◆ THE TASK ◆
Spot each line in the records below where the word "JSON" occurs, then copy it.

Entries from a dataset of interfaces
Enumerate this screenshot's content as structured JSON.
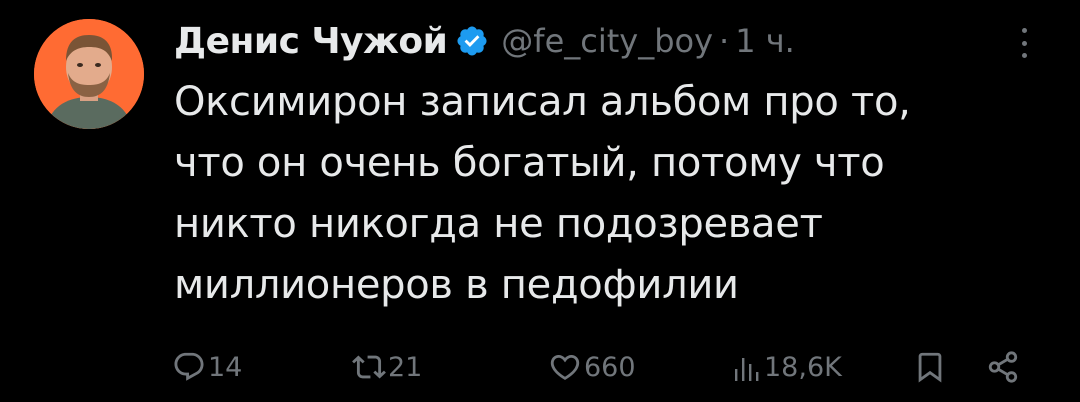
{
  "author": {
    "display_name": "Денис Чужой",
    "verified": true,
    "handle": "@fe_city_boy",
    "separator": "·",
    "time": "1 ч.",
    "avatar_bg": "#ff6b33"
  },
  "tweet": {
    "lines": [
      "Оксимирон записал альбом про то,",
      "что он очень богатый, потому что",
      "никто никогда не подозревает",
      "миллионеров в педофилии"
    ]
  },
  "actions": {
    "replies": "14",
    "reposts": "21",
    "likes": "660",
    "views": "18,6K"
  },
  "colors": {
    "background": "#000000",
    "text": "#e7e9ea",
    "secondary": "#71767b",
    "verified": "#1d9bf0"
  }
}
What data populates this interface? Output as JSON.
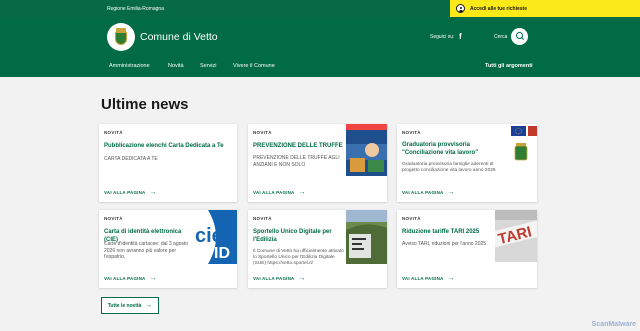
{
  "topbar": {
    "region": "Regione Emilia-Romagna",
    "login": "Accedi alle tue richieste"
  },
  "header": {
    "site_name": "Comune di Vetto",
    "social_label": "Seguici su:",
    "search_label": "Cerca"
  },
  "nav": {
    "items": [
      "Amministrazione",
      "Novità",
      "Servizi",
      "Vivere il Comune"
    ],
    "all_topics": "Tutti gli argomenti"
  },
  "news": {
    "title": "Ultime news",
    "read_more": "VAI ALLA PAGINA",
    "all_news": "Tutte le novità",
    "cards": [
      {
        "category": "NOVITÀ",
        "title": "Pubblicazione elenchi Carta Dedicata a Te",
        "desc": "CARTA DEDICATA A TE"
      },
      {
        "category": "NOVITÀ",
        "title": "PREVENZIONE DELLE TRUFFE",
        "desc": "PREVENZIONE DELLE TRUFFE AGLI ANZIANI E NON SOLO"
      },
      {
        "category": "NOVITÀ",
        "title": "Graduatoria provvisoria \"Conciliazione vita lavoro\"",
        "desc": "Graduatoria provvisoria famiglie aderenti al progetto conciliazione vita lavoro anno 2025"
      },
      {
        "category": "NOVITÀ",
        "title": "Carta di identità elettronica (CIE)",
        "desc": "Carte d'identità cartacee: dal 3 agosto 2026 non avranno più valore per l'espatrio."
      },
      {
        "category": "NOVITÀ",
        "title": "Sportello Unico Digitale per l'Edilizia",
        "desc": "Il Comune di Vetto ha ufficialmente attivato lo Sportello Unico per l'Edilizia Digitale (SUE) https://vetto.sportel.it/"
      },
      {
        "category": "NOVITÀ",
        "title": "Riduzione tariffe TARI 2025",
        "desc": "Avviso TARI, riduzioni per l'anno 2025"
      }
    ]
  },
  "colors": {
    "primary": "#006b44",
    "accent": "#fce91a",
    "background": "#f2f2f2"
  },
  "icons": {
    "login": "user-icon",
    "social": "facebook-icon",
    "search": "search-icon",
    "arrow": "arrow-right-icon"
  },
  "watermark": "ScanMalware"
}
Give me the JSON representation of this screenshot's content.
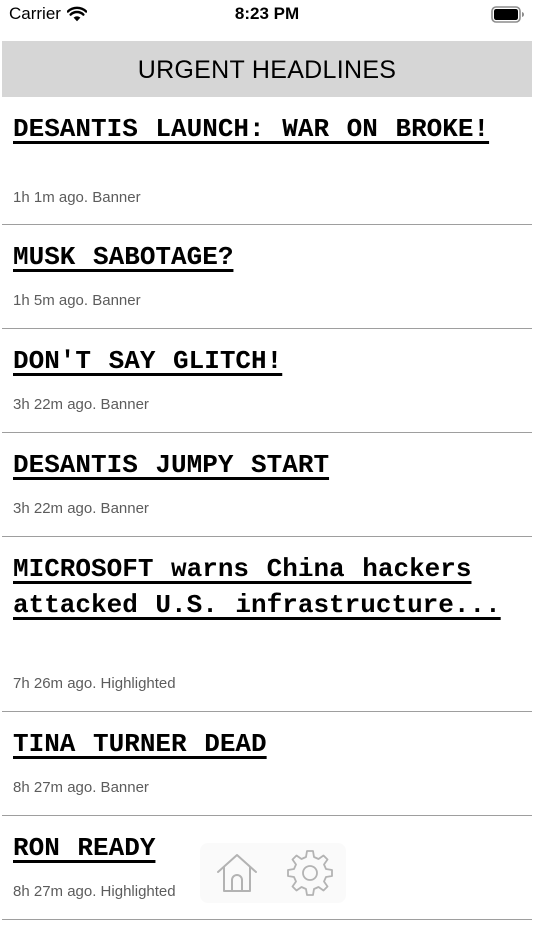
{
  "status_bar": {
    "carrier": "Carrier",
    "time": "8:23 PM",
    "wifi_icon": "wifi-icon",
    "battery_icon": "battery-full-icon"
  },
  "header": {
    "title": "URGENT HEADLINES"
  },
  "feed": {
    "items": [
      {
        "headline": "DESANTIS LAUNCH: WAR ON BROKE!",
        "meta": "1h 1m ago. Banner"
      },
      {
        "headline": "MUSK SABOTAGE?",
        "meta": "1h 5m ago. Banner"
      },
      {
        "headline": "DON'T SAY GLITCH!",
        "meta": "3h 22m ago. Banner"
      },
      {
        "headline": "DESANTIS JUMPY START",
        "meta": "3h 22m ago. Banner"
      },
      {
        "headline": "MICROSOFT warns China hackers attacked U.S. infrastructure...",
        "meta": "7h 26m ago. Highlighted"
      },
      {
        "headline": "TINA TURNER DEAD",
        "meta": "8h 27m ago. Banner"
      },
      {
        "headline": "RON READY",
        "meta": "8h 27m ago. Highlighted"
      }
    ]
  },
  "tabbar": {
    "home_icon": "home-icon",
    "settings_icon": "gear-icon"
  },
  "colors": {
    "header_background": "#d6d6d6",
    "separator": "#9e9e9e",
    "meta_text": "#5c5c5c",
    "tab_icon": "#b3b3b3"
  }
}
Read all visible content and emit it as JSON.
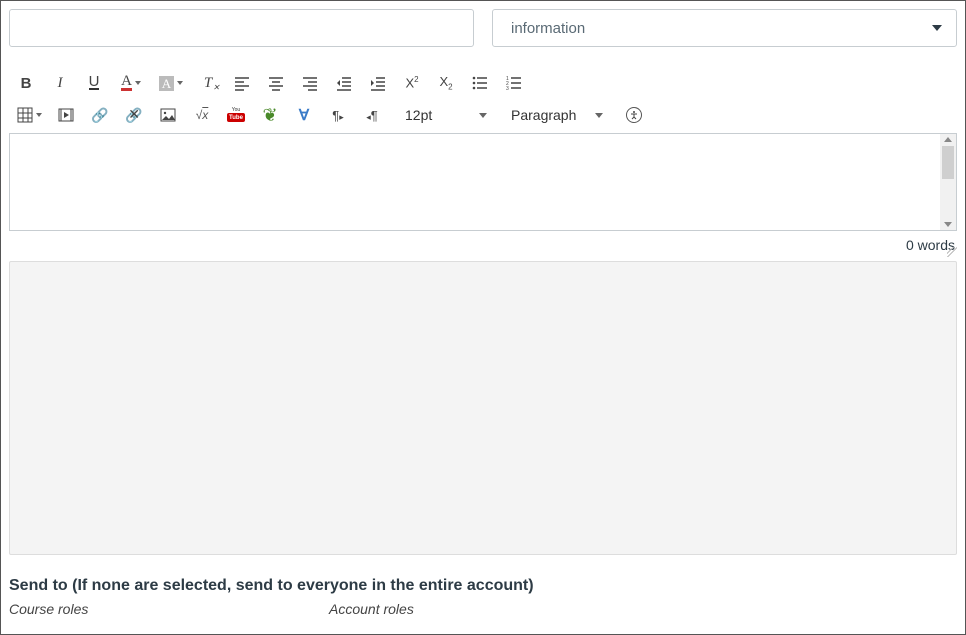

◆ WRITTEN SOLUTION ◆
Enumerate this screenshot's content as structured JSON.
What data populates this interface? Output as JSON.
Give me the JSON representation of this screenshot's content.
Read all visible content and emit it as JSON.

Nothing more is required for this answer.